We know better.  The law is clear: Forging another person’s name on an absentee ballot application is against the Election Code and that is against the law.

During an interview in early January 2013, Dona Ana County Clerk Lynn Ellins confirmed to ProgressNow New Mexico that he delivered the original documents to Secretary of State Dianna Duran who serves as the state’s chief election officer.

State law (NMSA 1-2-2) says that Duran “shall… report possible violations of the Election Code of which the secretary of state has knowledge to the district attorney or the attorney general for prosecution” but our investigation indicates that she failed to do so.

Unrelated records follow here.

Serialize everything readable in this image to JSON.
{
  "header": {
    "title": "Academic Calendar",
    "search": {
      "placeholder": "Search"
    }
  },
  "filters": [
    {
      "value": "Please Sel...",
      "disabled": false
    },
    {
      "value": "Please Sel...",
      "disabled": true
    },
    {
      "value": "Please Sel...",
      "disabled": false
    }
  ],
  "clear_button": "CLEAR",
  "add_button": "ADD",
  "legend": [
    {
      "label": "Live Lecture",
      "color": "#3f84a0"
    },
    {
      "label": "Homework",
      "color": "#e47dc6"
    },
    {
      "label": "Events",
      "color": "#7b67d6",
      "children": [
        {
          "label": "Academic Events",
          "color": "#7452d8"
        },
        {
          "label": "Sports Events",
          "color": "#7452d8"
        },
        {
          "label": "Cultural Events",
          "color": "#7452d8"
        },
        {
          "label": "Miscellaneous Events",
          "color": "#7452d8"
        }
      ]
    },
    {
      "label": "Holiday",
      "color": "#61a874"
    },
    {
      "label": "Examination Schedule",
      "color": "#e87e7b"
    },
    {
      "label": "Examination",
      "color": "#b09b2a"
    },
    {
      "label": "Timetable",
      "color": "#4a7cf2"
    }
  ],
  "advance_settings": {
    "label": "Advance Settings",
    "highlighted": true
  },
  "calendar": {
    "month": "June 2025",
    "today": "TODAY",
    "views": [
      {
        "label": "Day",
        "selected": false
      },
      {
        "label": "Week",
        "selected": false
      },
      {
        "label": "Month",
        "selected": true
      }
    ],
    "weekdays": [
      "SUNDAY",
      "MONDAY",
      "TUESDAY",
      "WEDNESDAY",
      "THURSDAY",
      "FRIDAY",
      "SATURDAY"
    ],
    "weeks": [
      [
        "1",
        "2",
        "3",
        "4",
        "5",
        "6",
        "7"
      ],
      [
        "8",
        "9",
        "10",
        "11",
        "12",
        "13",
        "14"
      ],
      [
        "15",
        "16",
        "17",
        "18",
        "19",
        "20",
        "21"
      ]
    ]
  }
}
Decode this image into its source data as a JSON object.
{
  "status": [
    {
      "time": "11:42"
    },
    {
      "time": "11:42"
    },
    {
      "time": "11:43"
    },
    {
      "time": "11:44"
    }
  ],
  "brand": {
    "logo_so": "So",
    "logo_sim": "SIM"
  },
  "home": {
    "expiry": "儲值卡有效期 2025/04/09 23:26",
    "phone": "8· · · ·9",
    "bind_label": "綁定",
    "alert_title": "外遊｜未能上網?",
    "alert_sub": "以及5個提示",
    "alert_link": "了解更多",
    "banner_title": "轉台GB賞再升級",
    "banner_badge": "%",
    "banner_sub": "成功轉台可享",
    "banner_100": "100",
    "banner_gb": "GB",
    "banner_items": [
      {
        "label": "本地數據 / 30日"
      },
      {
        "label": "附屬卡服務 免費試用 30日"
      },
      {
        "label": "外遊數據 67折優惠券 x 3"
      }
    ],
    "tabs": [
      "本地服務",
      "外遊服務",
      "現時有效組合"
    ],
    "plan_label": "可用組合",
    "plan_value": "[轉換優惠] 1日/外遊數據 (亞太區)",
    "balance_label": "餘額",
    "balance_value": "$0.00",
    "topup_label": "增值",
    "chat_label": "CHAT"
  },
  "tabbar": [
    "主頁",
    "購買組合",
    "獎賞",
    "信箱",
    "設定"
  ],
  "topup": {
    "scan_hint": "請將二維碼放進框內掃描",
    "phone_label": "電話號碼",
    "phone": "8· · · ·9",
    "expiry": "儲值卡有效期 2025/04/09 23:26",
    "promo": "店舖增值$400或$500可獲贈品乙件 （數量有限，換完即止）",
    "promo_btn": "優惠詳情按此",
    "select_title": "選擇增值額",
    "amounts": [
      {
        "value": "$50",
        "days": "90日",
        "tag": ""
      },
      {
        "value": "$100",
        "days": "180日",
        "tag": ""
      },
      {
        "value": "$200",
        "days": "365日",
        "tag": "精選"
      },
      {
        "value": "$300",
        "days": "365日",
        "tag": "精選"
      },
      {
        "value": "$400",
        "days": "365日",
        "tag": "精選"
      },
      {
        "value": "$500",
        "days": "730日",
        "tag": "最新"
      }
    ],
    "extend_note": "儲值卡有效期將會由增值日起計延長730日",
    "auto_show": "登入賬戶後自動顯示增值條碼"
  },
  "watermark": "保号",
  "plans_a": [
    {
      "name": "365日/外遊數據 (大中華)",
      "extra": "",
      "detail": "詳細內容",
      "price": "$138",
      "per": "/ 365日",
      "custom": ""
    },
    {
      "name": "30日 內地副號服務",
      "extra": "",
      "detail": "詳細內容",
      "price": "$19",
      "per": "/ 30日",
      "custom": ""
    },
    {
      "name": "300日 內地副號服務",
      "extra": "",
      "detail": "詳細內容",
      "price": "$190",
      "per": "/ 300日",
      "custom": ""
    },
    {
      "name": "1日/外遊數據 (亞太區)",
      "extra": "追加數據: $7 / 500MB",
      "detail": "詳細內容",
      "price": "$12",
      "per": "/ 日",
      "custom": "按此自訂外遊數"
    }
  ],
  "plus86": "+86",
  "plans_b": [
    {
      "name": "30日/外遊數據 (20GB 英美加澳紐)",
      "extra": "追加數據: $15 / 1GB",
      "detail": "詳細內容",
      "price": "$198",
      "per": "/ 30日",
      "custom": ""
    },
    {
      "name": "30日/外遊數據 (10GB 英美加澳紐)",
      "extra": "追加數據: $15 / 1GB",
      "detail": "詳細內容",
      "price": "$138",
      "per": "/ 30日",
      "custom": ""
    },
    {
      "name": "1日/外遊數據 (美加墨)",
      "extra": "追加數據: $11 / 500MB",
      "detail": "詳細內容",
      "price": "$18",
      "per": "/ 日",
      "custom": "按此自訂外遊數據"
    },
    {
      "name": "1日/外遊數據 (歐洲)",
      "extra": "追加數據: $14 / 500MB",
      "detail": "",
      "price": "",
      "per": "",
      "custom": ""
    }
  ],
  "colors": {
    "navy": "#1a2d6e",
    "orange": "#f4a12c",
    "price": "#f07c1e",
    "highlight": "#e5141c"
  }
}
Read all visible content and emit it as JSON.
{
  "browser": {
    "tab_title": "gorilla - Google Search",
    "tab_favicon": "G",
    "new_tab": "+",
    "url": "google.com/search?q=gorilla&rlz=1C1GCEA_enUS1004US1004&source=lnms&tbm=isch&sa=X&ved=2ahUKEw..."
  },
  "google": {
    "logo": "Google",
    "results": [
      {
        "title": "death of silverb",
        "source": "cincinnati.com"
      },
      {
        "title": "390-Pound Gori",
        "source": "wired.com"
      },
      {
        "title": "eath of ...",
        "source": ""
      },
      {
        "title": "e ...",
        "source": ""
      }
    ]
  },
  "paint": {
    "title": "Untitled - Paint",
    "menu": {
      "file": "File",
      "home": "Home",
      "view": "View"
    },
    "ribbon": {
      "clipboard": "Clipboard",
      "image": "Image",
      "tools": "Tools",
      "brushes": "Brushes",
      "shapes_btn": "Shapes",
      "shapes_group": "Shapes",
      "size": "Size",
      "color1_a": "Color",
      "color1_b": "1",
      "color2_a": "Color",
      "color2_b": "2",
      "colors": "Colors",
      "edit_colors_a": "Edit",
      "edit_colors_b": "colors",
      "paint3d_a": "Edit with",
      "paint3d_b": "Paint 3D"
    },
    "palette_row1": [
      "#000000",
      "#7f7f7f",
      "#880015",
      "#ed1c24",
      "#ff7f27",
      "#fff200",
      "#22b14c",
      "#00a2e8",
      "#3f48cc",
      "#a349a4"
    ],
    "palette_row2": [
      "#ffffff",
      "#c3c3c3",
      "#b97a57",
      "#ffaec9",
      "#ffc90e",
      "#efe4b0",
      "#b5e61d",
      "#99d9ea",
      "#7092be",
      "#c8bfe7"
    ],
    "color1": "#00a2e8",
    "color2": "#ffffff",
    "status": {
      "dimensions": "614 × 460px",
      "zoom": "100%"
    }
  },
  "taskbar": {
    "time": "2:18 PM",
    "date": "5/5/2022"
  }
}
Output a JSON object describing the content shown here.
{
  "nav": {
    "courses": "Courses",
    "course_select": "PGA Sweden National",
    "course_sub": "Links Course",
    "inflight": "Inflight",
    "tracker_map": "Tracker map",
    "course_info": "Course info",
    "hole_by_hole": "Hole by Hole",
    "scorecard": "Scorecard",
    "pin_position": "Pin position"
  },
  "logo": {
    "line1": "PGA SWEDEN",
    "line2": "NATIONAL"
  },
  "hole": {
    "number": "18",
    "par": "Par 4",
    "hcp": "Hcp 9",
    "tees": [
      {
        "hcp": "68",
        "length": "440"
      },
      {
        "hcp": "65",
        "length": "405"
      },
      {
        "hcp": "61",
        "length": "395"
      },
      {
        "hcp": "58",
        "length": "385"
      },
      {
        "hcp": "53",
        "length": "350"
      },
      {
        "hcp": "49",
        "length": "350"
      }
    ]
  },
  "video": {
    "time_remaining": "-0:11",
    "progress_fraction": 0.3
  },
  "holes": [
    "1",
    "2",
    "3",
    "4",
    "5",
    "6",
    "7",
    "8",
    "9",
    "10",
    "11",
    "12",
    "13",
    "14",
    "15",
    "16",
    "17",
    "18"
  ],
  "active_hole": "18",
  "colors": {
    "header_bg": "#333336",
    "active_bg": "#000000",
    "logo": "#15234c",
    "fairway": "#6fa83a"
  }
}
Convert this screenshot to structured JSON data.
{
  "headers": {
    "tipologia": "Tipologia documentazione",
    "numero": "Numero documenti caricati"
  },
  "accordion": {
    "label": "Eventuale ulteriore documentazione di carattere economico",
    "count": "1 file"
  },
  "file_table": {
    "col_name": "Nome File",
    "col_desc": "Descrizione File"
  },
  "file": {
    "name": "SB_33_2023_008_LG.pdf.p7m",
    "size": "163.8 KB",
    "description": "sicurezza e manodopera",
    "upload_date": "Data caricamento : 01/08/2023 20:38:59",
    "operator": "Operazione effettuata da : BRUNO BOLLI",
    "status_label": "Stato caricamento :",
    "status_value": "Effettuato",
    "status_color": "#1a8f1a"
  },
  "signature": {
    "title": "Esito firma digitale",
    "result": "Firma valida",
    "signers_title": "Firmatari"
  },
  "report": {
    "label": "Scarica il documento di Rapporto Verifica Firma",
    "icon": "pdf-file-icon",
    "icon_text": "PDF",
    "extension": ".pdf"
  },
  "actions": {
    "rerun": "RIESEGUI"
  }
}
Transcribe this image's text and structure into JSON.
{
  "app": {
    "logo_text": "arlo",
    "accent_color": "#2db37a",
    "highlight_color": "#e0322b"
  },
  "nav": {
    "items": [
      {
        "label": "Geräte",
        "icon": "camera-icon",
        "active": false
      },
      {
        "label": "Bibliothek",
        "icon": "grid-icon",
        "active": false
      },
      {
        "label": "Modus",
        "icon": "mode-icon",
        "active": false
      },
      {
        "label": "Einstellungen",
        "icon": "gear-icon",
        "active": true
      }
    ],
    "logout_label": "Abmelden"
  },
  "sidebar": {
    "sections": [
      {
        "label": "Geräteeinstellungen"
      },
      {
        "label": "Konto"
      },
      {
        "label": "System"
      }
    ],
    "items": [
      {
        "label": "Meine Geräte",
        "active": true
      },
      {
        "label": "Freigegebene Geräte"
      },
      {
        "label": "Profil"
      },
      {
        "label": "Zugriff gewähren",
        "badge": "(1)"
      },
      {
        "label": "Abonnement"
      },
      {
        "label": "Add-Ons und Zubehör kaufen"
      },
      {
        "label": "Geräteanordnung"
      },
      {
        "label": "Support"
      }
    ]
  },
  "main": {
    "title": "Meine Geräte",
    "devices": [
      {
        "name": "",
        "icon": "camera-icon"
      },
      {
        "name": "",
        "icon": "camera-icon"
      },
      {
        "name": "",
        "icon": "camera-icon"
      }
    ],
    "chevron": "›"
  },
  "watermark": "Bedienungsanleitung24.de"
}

It’s no surprise that the Secretary of State and Governor went on the offensive to cover divert the public from the truth.  ​But we know better and you deserve to know the truth.View the documents yourself.

 

View the documents.

In January 2011, the Dona Ana County Clerk’s Office received absentee ballot applications signed by Governor Susana Martinez and First Gentleman Chuck Franco.   One problem:  The signature on Franco’s ballot application matched Martinez’s and that’s a criminal violation of the Election Code.

 

The County Clerk’s staffer opening the application envelope thought something was amiss. So did her supervisor and the County Clerk.  They told Secretary of State Dianna Duran it was wrong.

 

What do you think?  Judge for yourself.

dad1f0_abc2312692788c5af891d5fae22daef7

 

Here are the original documents.

Voter registration form for Chuck Franco, signed by Susana Martinez.

 

Susana Martinez’s absentee ballot application she signed for herself.